4. Seychelles Traditional Dance
Do groove to the African rhythm in the Seychellois way: Moutia which is a traditional dance of Seychelles. With deep roots in the history of African slavery, Moutia is the centre of attraction in all the celebrations and festivities of Seychelles. Moutia is basically swaying your hips to and fro to the beats of African music in a light-hearted fashion.
Another traditional yet exotic dance style in Seychelles is the Sega dance. Women dressed in skirts with a wide frill swing their waists in the most mesmerising way and you cannot help but join them. To top it all, Kanmtole is a ballet-inspired from the European culture. You would not definitely want to miss any of these rare and unique dance forms especially if you are a party freak!
If you are in Seychelles, your heart cannot stop but race against the myriad beats of zez, bom (Brazilian berimbau), polka, taarab, soukos, French folk and pop, and Sega. Over 200 years old, the Seychelles music makes extensive use of percussion instruments. The tangy Moutya is the most popular, and its tunes can often be heard in bazaars along the beach.
Seychelles music has its own version of the European contredanse called the Kontredans, and of Reggae called the Seggae and Mouggae (mingled with the tunes of Sega and Moutya respectively). Zouk is a new genre in Seychelles and is a perfect cocktail of traditional music and modern, fast-paced beats.
6. Seychelles' Art and Craft
Seychelles has few original art and craft of its own. However, the Seychelles Craft Village is a must if you want to discover some historical and authentic craft pieces of Seychelles. The Craft Village is a reminder to the rich and variegated cultural heritage of Seychelles.
The village houses Grann Kaz Plantation House, dating back to around 1870, and the 'Lakaz Rosa' a replica of a servant house typical of colonial times. The Craft Village has some quaint, peculiar objects delightful to see and handle. There is a plethora of handmade jewellery, coconut items and batik clothing. One can really buy some flamboyant souvenirs from the Craft Village.
7. Architecture of Seychelles
Seychelles' architecture mirrors the Colonial past and has a quite distinctive yet interesting style. The traditional architecture comprised lakou, kalorife and thatched roofs. The townhouses often resembled the Victorian era and had roofs made of corrugated iron sheets. The houses usually had kitchens located outside. However, these traditional houses have become less common these days, and have been replaced by newly designed houses with a flat roof as is seen in other former British colonies.
8. Seychelles Traditional Clothing - National Costume

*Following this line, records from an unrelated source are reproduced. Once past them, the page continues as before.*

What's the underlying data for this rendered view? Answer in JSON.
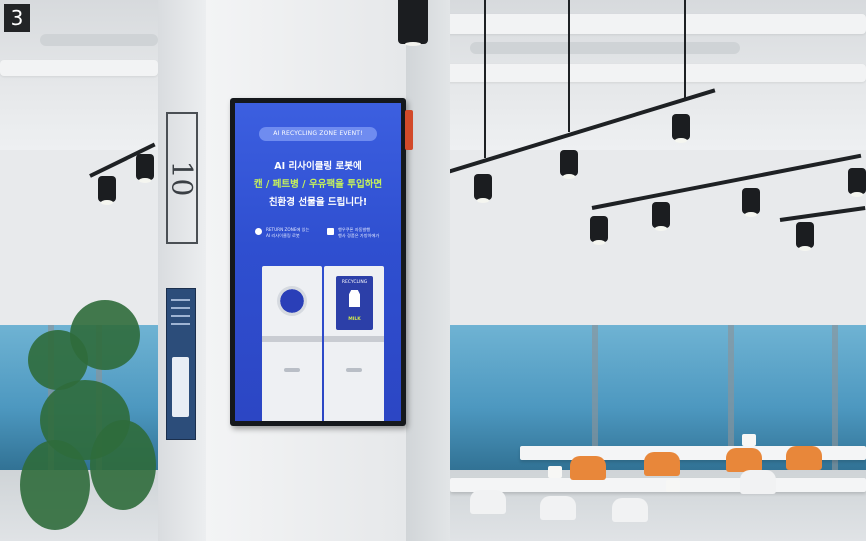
{
  "badge": {
    "number": "3"
  },
  "floor_sign": {
    "number": "10"
  },
  "display": {
    "event_label": "AI RECYCLING ZONE EVENT!",
    "headline": {
      "line1": "AI 리사이클링 로봇에",
      "line2": "캔 / 페트병 / 우유팩을 투입하면",
      "line3": "친환경 선물을 드립니다!"
    },
    "info_left": {
      "icon": "location-pin-icon",
      "line1": "RETURN ZONE에 있는",
      "line2": "AI 리사이클링 로봇"
    },
    "info_right": {
      "icon": "gift-icon",
      "line1": "행우쿠폰 자동발행",
      "line2": "행사 경품은 가방아에가"
    },
    "machine_panel": {
      "top_label": "RECYCLING",
      "icon": "milk-carton-icon",
      "bottom_label": "MILK"
    }
  },
  "colors": {
    "screen_blue": "#2f4fd0",
    "headline_accent": "#c6f25a",
    "chair_orange": "#e8873a",
    "window_blue": "#4d98c0"
  }
}
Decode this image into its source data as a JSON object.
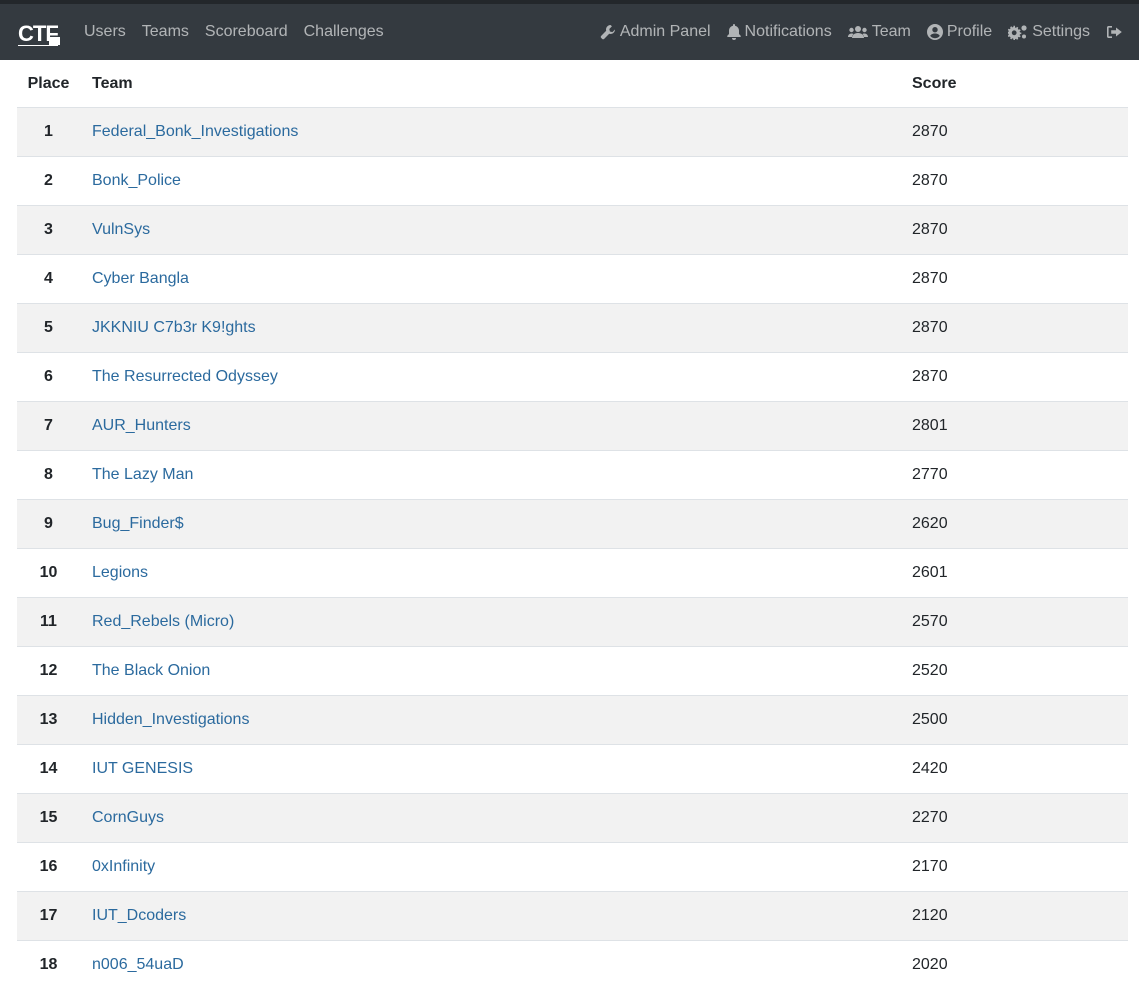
{
  "nav": {
    "left": [
      "Users",
      "Teams",
      "Scoreboard",
      "Challenges"
    ],
    "admin_panel": "Admin Panel",
    "notifications": "Notifications",
    "team": "Team",
    "profile": "Profile",
    "settings": "Settings",
    "icons": [
      "wrench-icon",
      "bell-icon",
      "users-icon",
      "user-circle-icon",
      "cogs-icon",
      "sign-out-icon"
    ]
  },
  "colors": {
    "navbar": "#343a40",
    "link": "#2b6a9e",
    "row_stripe": "#f2f2f2"
  },
  "table": {
    "headers": {
      "place": "Place",
      "team": "Team",
      "score": "Score"
    },
    "rows": [
      {
        "place": "1",
        "team": "Federal_Bonk_Investigations",
        "score": "2870"
      },
      {
        "place": "2",
        "team": "Bonk_Police",
        "score": "2870"
      },
      {
        "place": "3",
        "team": "VulnSys",
        "score": "2870"
      },
      {
        "place": "4",
        "team": "Cyber Bangla",
        "score": "2870"
      },
      {
        "place": "5",
        "team": "JKKNIU C7b3r K9!ghts",
        "score": "2870"
      },
      {
        "place": "6",
        "team": "The Resurrected Odyssey",
        "score": "2870"
      },
      {
        "place": "7",
        "team": "AUR_Hunters",
        "score": "2801"
      },
      {
        "place": "8",
        "team": "The Lazy Man",
        "score": "2770"
      },
      {
        "place": "9",
        "team": "Bug_Finder$",
        "score": "2620"
      },
      {
        "place": "10",
        "team": "Legions",
        "score": "2601"
      },
      {
        "place": "11",
        "team": "Red_Rebels (Micro)",
        "score": "2570"
      },
      {
        "place": "12",
        "team": "The Black Onion",
        "score": "2520"
      },
      {
        "place": "13",
        "team": "Hidden_Investigations",
        "score": "2500"
      },
      {
        "place": "14",
        "team": "IUT GENESIS",
        "score": "2420"
      },
      {
        "place": "15",
        "team": "CornGuys",
        "score": "2270"
      },
      {
        "place": "16",
        "team": "0xInfinity",
        "score": "2170"
      },
      {
        "place": "17",
        "team": "IUT_Dcoders",
        "score": "2120"
      },
      {
        "place": "18",
        "team": "n006_54uaD",
        "score": "2020"
      }
    ]
  }
}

Dressing in Seychelles has been influenced to a great extent, by the French and British colonists. Kazak is a waist-length, long-sleeve blouse that came into vogue in the late eighteenth century. There is also evidence of hats and shoes being imported from France via Mauritius during the colonial era. However, modern clothing consists of a thin cotton fabric which is best suited for the humid, tropical weather in Seychelles.
According to a 2010 census, a majority of the population follows Christianity. However, a smaller proportion of followers of Islam and Hinduism also exist.
Seychelles offers a serene holiday extravaganza-the deep blue azure waters washing off the golden sand is a sight to behold. The spellbinding galvanisation of cultures makes the holiday experience even more rich and memorable.